In 1962, 70 of Ohio’s 88 counties offered bounties on foxes. People didn’t understand the importance of predators, and foxes were vilified as killers of “good” animals. In 1975, the archaic bounty practice was banned.

Today, red foxes are common in every Ohio county and plentiful in urban areas such as Columbus.

Naturalist Jim McCormac writes a column for The Dispatch the first and third Sundays of the month. He also writes about nature at

Further afield
• Let me know whether you’ve seen any red foxes during the past year within the bounds of I-270. Drop an e-mail to

• One of spring’s great natural phenomenons is the running of the salamanders. Naturalist Chrissy Pheifer will present a program titled “Salamanders: The Mystery and Journey” at the Columbus Natural History Society meeting at 7:30 p.m. March 14 in the Museum of Biological Diversity, 1315 Kinnear Rd.

Locations of red fox sightings in Columbus, Ohio, over the past year. A few of these foxes are local celebrities and were reported by multiple observers. And I'm sure there are plenty of others going unreported. Thanks to all who shared their sightings!


Clara said...

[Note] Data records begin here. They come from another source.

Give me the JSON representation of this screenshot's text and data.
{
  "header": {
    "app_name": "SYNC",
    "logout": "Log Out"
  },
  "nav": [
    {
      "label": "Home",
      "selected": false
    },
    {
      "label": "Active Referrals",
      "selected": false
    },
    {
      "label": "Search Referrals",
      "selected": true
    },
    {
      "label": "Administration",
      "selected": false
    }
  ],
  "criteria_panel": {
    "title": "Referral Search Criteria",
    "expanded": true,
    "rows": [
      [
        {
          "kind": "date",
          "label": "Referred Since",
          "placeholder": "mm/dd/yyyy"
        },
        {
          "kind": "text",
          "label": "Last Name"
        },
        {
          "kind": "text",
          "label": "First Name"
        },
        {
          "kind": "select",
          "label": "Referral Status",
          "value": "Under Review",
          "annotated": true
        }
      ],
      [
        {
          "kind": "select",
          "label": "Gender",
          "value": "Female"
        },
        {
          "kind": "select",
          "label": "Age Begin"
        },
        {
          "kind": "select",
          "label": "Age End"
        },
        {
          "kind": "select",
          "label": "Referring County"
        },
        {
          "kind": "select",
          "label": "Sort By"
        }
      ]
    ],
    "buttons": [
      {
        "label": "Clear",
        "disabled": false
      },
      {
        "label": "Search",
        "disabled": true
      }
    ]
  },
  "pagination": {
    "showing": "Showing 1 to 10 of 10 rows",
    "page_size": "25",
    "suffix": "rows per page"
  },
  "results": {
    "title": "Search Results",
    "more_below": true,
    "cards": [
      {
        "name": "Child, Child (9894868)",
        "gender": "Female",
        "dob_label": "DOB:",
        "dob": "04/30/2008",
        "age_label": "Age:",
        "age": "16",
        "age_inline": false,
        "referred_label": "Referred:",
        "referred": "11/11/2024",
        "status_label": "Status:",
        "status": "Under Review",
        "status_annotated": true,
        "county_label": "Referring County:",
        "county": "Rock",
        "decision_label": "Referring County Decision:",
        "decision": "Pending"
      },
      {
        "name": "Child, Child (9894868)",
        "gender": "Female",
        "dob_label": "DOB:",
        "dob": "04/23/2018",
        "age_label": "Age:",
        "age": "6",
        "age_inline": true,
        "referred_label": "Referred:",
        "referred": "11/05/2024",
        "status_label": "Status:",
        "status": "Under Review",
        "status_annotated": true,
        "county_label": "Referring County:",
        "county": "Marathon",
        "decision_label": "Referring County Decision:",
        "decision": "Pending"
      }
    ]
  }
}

I love this project! I would quibble with the statement that foxes are mostly nocturnal, though. We “fox-chasers” (you can’t call it fox hunting as killing is not the goal in any way, shape or form) see many fox after eight in the morning, and then there is the notorious “four o’clock fox,” for which we change our casting time for later in the day to specifically give chase. It is my observation that the time of day in which a fox will leave their dens to forage is dependent on the season. When it’s hot, they’re out mostly after dark. Cool to colder days, I’ve seen them afield after ten AM and as late as five. Vixens bring their kits out in the sun for late afternoon to evening clown-abouts, as well as to warm-up after a cool night. I would posit that their hunting patterns follow that of their prey. So, being a big fan of mice, “Reynard” would be afoot when “Mickey” is out-of-doors. Unless, of course, the pickings are slim- that does tend to change the game.
I have also noticed a few other things about lovely Reynard the Red: when a fox is afield, one can usually observe a bird of prey overhead. This is fairly typical in a low- to middle-cut field, where I think the fox is causing the mice to scram and the hawk is taking advantage of the mice that get too far ahead. This is not cut-in-stone, but I’ve seen it enough to scan fields when I see a hawk winging overhead. Additionally, I think Reynard prefers to keep his beautiful, red coat dry. A coyote, on the other hand, seems to be the Jeep of this predator group and will go out in pretty much any kind of weather and do well in it.
The last two seasons here in Cincinnati have been a bit “blank” in the fox department and there was concern about the coyote moving in and taking over. But this winter has been better, with an viewings of red fox and an increasing mouse population (a mixed blessing in a barn full of horses, but that’s what black snakes are for, right?) and we hope the fox will have better litters with better groceries available. But with the increase in population brings an increase in the likelihood of mange, which will eventually put our population out of whack again. It is a wild and wonderful wait-and-see, no?
Good luck with your project and keep us posted!

Jim McCormac said...

Thanks for some interesting comments, Clara. I will stand by my statement: "their mostly nocturnal habits" as it applies to red foxes. The vast majority that I've seen have been at night, and the literature on these mammals backs up their preference for hunting under cover of nightfall, or in the twilight hours just before dawn and at dusk.

It may be that you and your compadres are "chasing" them from cover during the day, and that's why you see so many. I have seen people engaged in this practice of "fox-hunting" combing the fields on horses, and often with dogs. Small wonder Reynard bounds from his lair and across the meadow :-)

Anyway, thanks for the comments.

Scott said...

I missed your dispatch article but back in early February I saw one walking across the ice just north of the Hayden Run/Bethel Road bridge over Griggs Reservoir.

Anonymous said...

Just saw one near Feder Rd and Hilliard-Rome Rd. Just outside 270 .